In a democratic society, the right to vote is an essential aspect of liberty, and the ACLU of Rhode Island has been vigilant in challenging government efforts to limit or impede the exercise of that right. Additionally, the ACLU has fought attempts to restrict the ability of people to run for office, as it not only directly impairs the rights of candidates, but also impacts the rights of voters to make their choices known.
Learn more about protecting your right to vote when you head to the polls for the upcoming elections.
Voting Rights in the News
- Feb, 21, 2017: ACLU Seeks Dismissal of Charges Under New Narragansett Student Housing Ordinance
- Jan, 27, 2017: ACLU Report Examines Voting Problems in November Election
- Jan, 25, 2017: Statement on President Trump’s Call for Investigation of Voter Fraud
Voting Rights Court Cases
2014: Davidson v. City of Cranston
- Category: Active Case Voting Rights
This is a federal lawsuit challenging the redistricting plan adopted by the City of Cranston in 2012 for its City Counciland School Committee.
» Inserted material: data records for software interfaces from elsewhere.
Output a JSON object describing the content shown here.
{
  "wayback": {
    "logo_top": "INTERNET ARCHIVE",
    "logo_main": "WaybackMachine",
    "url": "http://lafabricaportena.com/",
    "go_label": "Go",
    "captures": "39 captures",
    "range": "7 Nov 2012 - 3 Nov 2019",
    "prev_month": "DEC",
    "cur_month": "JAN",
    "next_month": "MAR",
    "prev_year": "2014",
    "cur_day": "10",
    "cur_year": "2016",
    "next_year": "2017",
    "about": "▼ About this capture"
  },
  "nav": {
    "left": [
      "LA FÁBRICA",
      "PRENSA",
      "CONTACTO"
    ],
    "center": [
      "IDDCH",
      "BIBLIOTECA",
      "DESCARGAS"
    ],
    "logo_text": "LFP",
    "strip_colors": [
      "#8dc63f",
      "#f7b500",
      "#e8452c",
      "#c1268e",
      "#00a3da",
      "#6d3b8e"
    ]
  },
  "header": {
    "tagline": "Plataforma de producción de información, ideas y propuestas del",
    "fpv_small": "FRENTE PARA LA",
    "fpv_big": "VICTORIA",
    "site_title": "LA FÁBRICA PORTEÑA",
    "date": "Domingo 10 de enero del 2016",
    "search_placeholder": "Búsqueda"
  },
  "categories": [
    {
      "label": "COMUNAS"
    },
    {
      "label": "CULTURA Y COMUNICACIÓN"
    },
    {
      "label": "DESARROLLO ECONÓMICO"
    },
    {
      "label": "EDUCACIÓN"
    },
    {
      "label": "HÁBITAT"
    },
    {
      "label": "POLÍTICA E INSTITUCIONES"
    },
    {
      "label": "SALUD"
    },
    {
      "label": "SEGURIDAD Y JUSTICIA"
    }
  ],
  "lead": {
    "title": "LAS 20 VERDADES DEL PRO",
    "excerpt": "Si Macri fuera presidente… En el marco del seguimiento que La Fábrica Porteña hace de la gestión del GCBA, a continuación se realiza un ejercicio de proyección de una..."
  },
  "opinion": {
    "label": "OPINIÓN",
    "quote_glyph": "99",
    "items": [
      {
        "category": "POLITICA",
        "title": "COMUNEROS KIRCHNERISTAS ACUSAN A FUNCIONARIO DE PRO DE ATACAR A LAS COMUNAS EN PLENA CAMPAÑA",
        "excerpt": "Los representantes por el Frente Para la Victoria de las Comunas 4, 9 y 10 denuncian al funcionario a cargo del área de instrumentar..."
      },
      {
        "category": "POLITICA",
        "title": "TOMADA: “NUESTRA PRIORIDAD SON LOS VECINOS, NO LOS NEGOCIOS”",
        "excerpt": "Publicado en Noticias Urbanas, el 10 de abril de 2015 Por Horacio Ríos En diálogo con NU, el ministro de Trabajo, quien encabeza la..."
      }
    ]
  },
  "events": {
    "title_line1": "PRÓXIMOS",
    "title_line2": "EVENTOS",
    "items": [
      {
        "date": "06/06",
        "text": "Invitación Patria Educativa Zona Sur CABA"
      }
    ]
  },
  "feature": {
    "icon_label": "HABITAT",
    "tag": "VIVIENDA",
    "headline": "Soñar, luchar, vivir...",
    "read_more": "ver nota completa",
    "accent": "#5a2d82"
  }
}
The lawsuit charges that the redistricting plan violates the one person, one vote principle of the U.S. Constitution by counting incarcerated people in their prison location as if they were all residents of Cranston. Because those incarcerated were counted as Cranston residents, three voters in the prison's district have as much voting power as four voters in every other city district.
In May 2016, a federal judge agreed with the ACLU and ordered the City of Cranston to redraw their voting lines within 30 days. In September 2016, a federal appeals court disagreed.
RELATED: The ACLU's Washington Legislative Office submitted comments to the Census Bureau on the 2020 Census Residence Rule supporting the counting of incarcerated people at their home address. The comments cite our lawsuit here in Rhode Island as well the ACLU's work in other states.
- Plaintiffs' Objection to Motion to Dismiss
- Denial of Motion to Dismiss
- Judge's Ruling
- First Circuit Appeals Court Decision
2009: Montiero v. City of East Providence
- Category: Due Process Rights of Candidates
Federal lawsuit challenging City Charter provisions that impose increased signature-gathering burdens, above and beyond what state law requires, on candidates who wish to run for local office. The provisions were repealed, and attorneys’ fees were awarded.
Cooperating Attorney: Angel Taveras
Voting Rights Legislation
Presidental Tax Returns (H 5400)
- Category: 2017 Voting Rights
This legislation is a direct response to the most recent Presidential election and the controversy caused by then candidate Donald Trump. While we fully understand why disclosing this information would be useful, that should not be a standard for determining who gets to run for President or Vice-President – or state legislator or any other office.
As detailed in our testimony, the ACLU of RI has long objected to legislative efforts to impose additional qualifications, beyond those contained in the Constitution, on candidates to qualify for the ballot (such as pending legislation from the Governor barring candidates who owe fines to the Board of Elections from running), and it is especially problematic for states to impose special qualifications in the context of federal campaigns. This legislation is a slippery slope into setting troubling precedent for candidate requirements whenever the legislature feels strongly about the actions of a candidate.